*** Opening Supplied entries ***

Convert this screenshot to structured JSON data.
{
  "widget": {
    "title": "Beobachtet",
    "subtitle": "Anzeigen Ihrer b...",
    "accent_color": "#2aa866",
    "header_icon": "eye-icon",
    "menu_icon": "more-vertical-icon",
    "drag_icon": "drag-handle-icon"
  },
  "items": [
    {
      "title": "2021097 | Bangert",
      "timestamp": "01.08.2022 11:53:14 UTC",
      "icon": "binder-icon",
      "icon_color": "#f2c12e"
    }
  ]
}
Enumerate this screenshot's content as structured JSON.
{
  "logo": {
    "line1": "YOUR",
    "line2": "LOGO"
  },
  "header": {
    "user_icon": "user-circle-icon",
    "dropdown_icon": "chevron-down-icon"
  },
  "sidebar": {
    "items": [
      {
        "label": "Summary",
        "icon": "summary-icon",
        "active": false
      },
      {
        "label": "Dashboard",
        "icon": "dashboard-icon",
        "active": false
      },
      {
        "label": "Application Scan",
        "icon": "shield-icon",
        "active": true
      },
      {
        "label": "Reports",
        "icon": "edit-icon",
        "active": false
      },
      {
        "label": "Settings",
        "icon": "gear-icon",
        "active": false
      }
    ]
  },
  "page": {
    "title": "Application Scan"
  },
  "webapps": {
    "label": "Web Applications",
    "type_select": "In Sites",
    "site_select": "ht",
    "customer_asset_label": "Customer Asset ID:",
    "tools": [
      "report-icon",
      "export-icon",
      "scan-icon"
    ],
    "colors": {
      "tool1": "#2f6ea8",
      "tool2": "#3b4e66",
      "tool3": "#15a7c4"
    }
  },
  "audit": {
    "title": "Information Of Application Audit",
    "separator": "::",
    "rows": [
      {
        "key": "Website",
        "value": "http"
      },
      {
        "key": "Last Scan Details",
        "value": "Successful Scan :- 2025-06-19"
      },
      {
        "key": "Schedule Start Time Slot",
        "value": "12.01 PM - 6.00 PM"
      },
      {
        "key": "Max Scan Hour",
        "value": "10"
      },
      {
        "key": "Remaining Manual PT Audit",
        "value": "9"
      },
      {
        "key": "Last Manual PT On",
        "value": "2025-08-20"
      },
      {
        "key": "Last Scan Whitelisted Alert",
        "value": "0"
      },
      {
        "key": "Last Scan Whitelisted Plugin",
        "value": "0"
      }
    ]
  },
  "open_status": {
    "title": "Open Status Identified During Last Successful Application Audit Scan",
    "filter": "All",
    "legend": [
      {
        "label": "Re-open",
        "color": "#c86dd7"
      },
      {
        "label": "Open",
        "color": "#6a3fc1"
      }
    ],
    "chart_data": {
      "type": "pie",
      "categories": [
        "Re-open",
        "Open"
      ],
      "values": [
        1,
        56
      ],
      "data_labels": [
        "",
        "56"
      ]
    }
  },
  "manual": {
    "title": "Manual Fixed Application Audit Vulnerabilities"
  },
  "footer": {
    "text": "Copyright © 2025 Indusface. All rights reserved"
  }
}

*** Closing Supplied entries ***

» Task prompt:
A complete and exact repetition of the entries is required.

» Exercise solution:
Convert this screenshot to structured JSON data.
{
  "widget": {
    "title": "Beobachtet",
    "subtitle": "Anzeigen Ihrer b...",
    "accent_color": "#2aa866",
    "header_icon": "eye-icon",
    "menu_icon": "more-vertical-icon",
    "drag_icon": "drag-handle-icon"
  },
  "items": [
    {
      "title": "2021097 | Bangert",
      "timestamp": "01.08.2022 11:53:14 UTC",
      "icon": "binder-icon",
      "icon_color": "#f2c12e"
    }
  ]
}
Enumerate this screenshot's content as structured JSON.
{
  "logo": {
    "line1": "YOUR",
    "line2": "LOGO"
  },
  "header": {
    "user_icon": "user-circle-icon",
    "dropdown_icon": "chevron-down-icon"
  },
  "sidebar": {
    "items": [
      {
        "label": "Summary",
        "icon": "summary-icon",
        "active": false
      },
      {
        "label": "Dashboard",
        "icon": "dashboard-icon",
        "active": false
      },
      {
        "label": "Application Scan",
        "icon": "shield-icon",
        "active": true
      },
      {
        "label": "Reports",
        "icon": "edit-icon",
        "active": false
      },
      {
        "label": "Settings",
        "icon": "gear-icon",
        "active": false
      }
    ]
  },
  "page": {
    "title": "Application Scan"
  },
  "webapps": {
    "label": "Web Applications",
    "type_select": "In Sites",
    "site_select": "ht",
    "customer_asset_label": "Customer Asset ID:",
    "tools": [
      "report-icon",
      "export-icon",
      "scan-icon"
    ],
    "colors": {
      "tool1": "#2f6ea8",
      "tool2": "#3b4e66",
      "tool3": "#15a7c4"
    }
  },
  "audit": {
    "title": "Information Of Application Audit",
    "separator": "::",
    "rows": [
      {
        "key": "Website",
        "value": "http"
      },
      {
        "key": "Last Scan Details",
        "value": "Successful Scan :- 2025-06-19"
      },
      {
        "key": "Schedule Start Time Slot",
        "value": "12.01 PM - 6.00 PM"
      },
      {
        "key": "Max Scan Hour",
        "value": "10"
      },
      {
        "key": "Remaining Manual PT Audit",
        "value": "9"
      },
      {
        "key": "Last Manual PT On",
        "value": "2025-08-20"
      },
      {
        "key": "Last Scan Whitelisted Alert",
        "value": "0"
      },
      {
        "key": "Last Scan Whitelisted Plugin",
        "value": "0"
      }
    ]
  },
  "open_status": {
    "title": "Open Status Identified During Last Successful Application Audit Scan",
    "filter": "All",
    "legend": [
      {
        "label": "Re-open",
        "color": "#c86dd7"
      },
      {
        "label": "Open",
        "color": "#6a3fc1"
      }
    ],
    "chart_data": {
      "type": "pie",
      "categories": [
        "Re-open",
        "Open"
      ],
      "values": [
        1,
        56
      ],
      "data_labels": [
        "",
        "56"
      ]
    }
  },
  "manual": {
    "title": "Manual Fixed Application Audit Vulnerabilities"
  },
  "footer": {
    "text": "Copyright © 2025 Indusface. All rights reserved"
  }
}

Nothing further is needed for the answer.